A banker, a school teacher, a Tory MP and a Daily Mail reader are sitting around a table. In front of them is a plate, on which there are ten biscuits. The banker scoffs nine of the biscuits, then the Tory turns to the Daily Mail reader and whispers in his ear, ‘Watch out: That teacher is after your biscuit …
Now, that Mr Clarkson, is a funny joke.
Oh, how I laughed as I watched this rich, white, man mock those who are facing the brunt of the cuts.
The last time I laughed this hard he was making wisecracks about murdering prostitutes.
I recognise that Clarkson is now a parody of himself but he shouldn’t be given a soapbox by which to share his ill-informed, nasty opinions at the cost of the licence-fee. It is no surprise that the BBC has received many complaints and The One Show has since apologised.
But Clarkson also encouraged violence towards public sector workers – licence-fee-paying workers who have ensured he does have a gilt-edged pension.
Clarkson’s comments are inaccurate: the average public sector pension is £7,000, but the majority of public sector pensioners have pensions of less than £5,000 and the changes they are striking against will drive this sum down.
His comments are also an incitement to violence: there have already been reported threats to striking workers from the likes of the EDL, so Clarkson finds himself in ugly company.

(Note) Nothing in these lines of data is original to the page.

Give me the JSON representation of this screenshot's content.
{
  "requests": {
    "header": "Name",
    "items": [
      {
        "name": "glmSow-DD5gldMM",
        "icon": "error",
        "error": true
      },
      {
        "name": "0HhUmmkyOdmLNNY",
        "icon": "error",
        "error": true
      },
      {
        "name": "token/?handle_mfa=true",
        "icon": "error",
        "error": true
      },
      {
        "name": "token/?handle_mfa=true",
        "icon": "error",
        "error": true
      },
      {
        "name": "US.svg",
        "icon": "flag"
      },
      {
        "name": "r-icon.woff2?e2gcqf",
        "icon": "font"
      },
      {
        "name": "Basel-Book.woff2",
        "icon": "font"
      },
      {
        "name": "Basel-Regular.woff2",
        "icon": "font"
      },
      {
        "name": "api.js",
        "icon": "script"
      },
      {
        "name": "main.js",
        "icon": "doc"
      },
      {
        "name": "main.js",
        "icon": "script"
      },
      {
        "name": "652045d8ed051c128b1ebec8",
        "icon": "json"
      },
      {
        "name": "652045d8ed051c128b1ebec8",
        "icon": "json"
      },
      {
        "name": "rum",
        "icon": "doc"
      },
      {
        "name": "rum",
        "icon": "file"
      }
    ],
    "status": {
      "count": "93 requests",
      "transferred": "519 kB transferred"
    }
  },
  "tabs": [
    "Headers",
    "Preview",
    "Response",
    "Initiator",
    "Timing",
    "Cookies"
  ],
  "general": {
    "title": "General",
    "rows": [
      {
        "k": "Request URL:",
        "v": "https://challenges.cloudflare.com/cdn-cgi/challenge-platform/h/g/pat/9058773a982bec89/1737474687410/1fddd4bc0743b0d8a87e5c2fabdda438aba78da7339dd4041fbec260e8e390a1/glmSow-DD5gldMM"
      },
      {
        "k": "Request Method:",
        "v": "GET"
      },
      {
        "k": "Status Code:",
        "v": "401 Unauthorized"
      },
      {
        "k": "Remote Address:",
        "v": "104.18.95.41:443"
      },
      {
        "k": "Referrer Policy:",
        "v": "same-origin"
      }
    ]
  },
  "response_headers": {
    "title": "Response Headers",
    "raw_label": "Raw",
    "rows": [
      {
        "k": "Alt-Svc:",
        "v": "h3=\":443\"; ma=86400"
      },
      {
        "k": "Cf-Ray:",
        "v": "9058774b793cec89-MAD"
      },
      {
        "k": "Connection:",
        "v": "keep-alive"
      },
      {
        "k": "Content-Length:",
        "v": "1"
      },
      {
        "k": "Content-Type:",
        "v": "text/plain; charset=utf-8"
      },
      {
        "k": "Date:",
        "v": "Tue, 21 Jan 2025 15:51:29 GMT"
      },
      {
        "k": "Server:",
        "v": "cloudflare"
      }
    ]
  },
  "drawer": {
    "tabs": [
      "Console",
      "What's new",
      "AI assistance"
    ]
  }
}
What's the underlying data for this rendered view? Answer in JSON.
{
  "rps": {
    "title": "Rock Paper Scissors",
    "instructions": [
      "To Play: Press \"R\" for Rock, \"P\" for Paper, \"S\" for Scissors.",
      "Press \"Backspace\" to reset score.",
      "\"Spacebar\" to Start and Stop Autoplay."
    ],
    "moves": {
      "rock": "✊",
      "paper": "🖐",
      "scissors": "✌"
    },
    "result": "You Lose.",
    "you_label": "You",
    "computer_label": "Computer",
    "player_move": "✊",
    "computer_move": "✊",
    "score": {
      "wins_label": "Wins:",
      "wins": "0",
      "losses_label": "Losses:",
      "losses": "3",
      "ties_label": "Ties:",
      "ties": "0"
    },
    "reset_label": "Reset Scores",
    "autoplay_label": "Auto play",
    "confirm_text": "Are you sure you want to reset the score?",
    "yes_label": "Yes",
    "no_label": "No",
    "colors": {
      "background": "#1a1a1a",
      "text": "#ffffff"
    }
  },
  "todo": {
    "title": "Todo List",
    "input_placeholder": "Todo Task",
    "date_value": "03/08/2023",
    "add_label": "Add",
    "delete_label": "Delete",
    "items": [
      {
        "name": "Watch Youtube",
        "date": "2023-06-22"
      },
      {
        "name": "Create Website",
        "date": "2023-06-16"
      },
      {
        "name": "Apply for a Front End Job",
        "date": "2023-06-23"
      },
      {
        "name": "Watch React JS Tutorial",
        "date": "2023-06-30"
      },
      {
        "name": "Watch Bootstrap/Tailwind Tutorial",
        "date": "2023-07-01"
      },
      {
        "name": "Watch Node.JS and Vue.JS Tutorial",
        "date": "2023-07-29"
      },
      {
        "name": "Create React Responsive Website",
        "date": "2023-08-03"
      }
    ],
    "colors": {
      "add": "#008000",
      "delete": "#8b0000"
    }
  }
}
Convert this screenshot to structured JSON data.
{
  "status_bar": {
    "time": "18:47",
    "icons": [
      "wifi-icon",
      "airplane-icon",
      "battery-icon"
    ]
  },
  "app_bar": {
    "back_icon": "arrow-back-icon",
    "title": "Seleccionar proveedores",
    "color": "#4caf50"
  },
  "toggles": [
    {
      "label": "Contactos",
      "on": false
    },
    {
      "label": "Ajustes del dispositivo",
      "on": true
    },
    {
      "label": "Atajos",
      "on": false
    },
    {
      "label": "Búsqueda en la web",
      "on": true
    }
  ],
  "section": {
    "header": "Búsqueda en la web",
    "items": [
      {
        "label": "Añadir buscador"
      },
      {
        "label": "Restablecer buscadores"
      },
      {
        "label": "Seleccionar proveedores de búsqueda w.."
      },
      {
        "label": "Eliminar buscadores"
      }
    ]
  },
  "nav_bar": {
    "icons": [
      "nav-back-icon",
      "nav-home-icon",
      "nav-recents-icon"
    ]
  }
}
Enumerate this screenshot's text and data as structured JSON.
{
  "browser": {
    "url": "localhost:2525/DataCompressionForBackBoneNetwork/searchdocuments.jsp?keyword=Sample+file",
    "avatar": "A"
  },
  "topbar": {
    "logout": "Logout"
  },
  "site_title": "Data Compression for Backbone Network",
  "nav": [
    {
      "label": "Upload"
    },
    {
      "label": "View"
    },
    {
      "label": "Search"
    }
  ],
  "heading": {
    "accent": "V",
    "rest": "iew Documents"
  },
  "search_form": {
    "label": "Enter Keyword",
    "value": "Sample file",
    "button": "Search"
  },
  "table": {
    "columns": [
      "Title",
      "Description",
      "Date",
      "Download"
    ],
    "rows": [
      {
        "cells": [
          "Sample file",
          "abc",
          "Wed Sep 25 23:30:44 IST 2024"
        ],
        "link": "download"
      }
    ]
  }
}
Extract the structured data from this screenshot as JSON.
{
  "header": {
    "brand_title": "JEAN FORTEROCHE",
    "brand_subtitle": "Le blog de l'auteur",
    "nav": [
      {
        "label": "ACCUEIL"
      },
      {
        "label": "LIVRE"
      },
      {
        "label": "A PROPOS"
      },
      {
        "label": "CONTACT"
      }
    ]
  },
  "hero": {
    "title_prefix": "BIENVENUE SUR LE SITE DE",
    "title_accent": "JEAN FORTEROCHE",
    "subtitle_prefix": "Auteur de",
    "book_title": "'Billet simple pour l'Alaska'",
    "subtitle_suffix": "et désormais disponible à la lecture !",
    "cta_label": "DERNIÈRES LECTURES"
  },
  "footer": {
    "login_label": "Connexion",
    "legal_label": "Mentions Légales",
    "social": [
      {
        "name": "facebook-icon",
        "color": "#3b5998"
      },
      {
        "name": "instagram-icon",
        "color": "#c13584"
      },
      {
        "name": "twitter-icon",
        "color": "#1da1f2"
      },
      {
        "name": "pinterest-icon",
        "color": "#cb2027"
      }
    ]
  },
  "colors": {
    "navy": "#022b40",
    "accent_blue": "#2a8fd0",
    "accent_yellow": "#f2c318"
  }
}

In reality Clarkson is not the voice of the people. Polls yesterday showed that most people supported the public sector workers on strike: a Daily Mail online poll at one point showed 84% support and over on Sky there was 71% support following a Twitter vote using #righttowork. I doubt the Mail or Sky expected or wanted this result but it is what they got.
Tens of thousands marched across the country yesterday because they will be paying more into their pensions, working longer and receiving less when they retire: they are being forced to pay back the deficit despite being among some of the lowest paid workers in the country.
And the argument that private sector doesn’t have good pensions and so the public sector should stop moaning is self-defeating and cynical: we should unionise and organise for better pensions for all. As an unemployed worker with only bits of pensions I still wholeheartedly support the strike action.
Meanwhile, in 2008 David Cameron promised to tackle child poverty saying,
“The group that causes me most concern is children whose parents depend on incapacity benefit for their weekly income.
“Our research indicates that there are now half a million children who are dependent on their parents’ incapacity benefit. That’s half a million kids trapped in poverty with parents who, increasingly, are more likely to die or retire than to get off incapacity benefit and back into work. No decent society should accept this.”
Today he thinks differently. He is now challenging the child poverty figures.
Official figures published in Chancellor George Osborne’s autumn statement indicate that child poverty is set to swell by 100,000 over the coming years, while the Institute for Fiscal Studies think-tank suggested that lower-income groups are bearing the brunt of the Government’s cuts. Now elected, Cameron says,
“I think there is a problem with the way we measure child poverty.”
More strikes anyone?
Good news: The One Show is not available to watch online; one can only hope Clarkson won’t be available to watch again. At a time when the BBC is facing its own savage cuts perhaps Frozen Planet won’t distract us from reactionary comments aimed at licence-fee payers.
Bad news: poorly today and couldn’t face the journey to Jobcentre Plus which means I’ve not signed on so my benefit payment will be delayed
Amount of money I have until it arrives: £7.20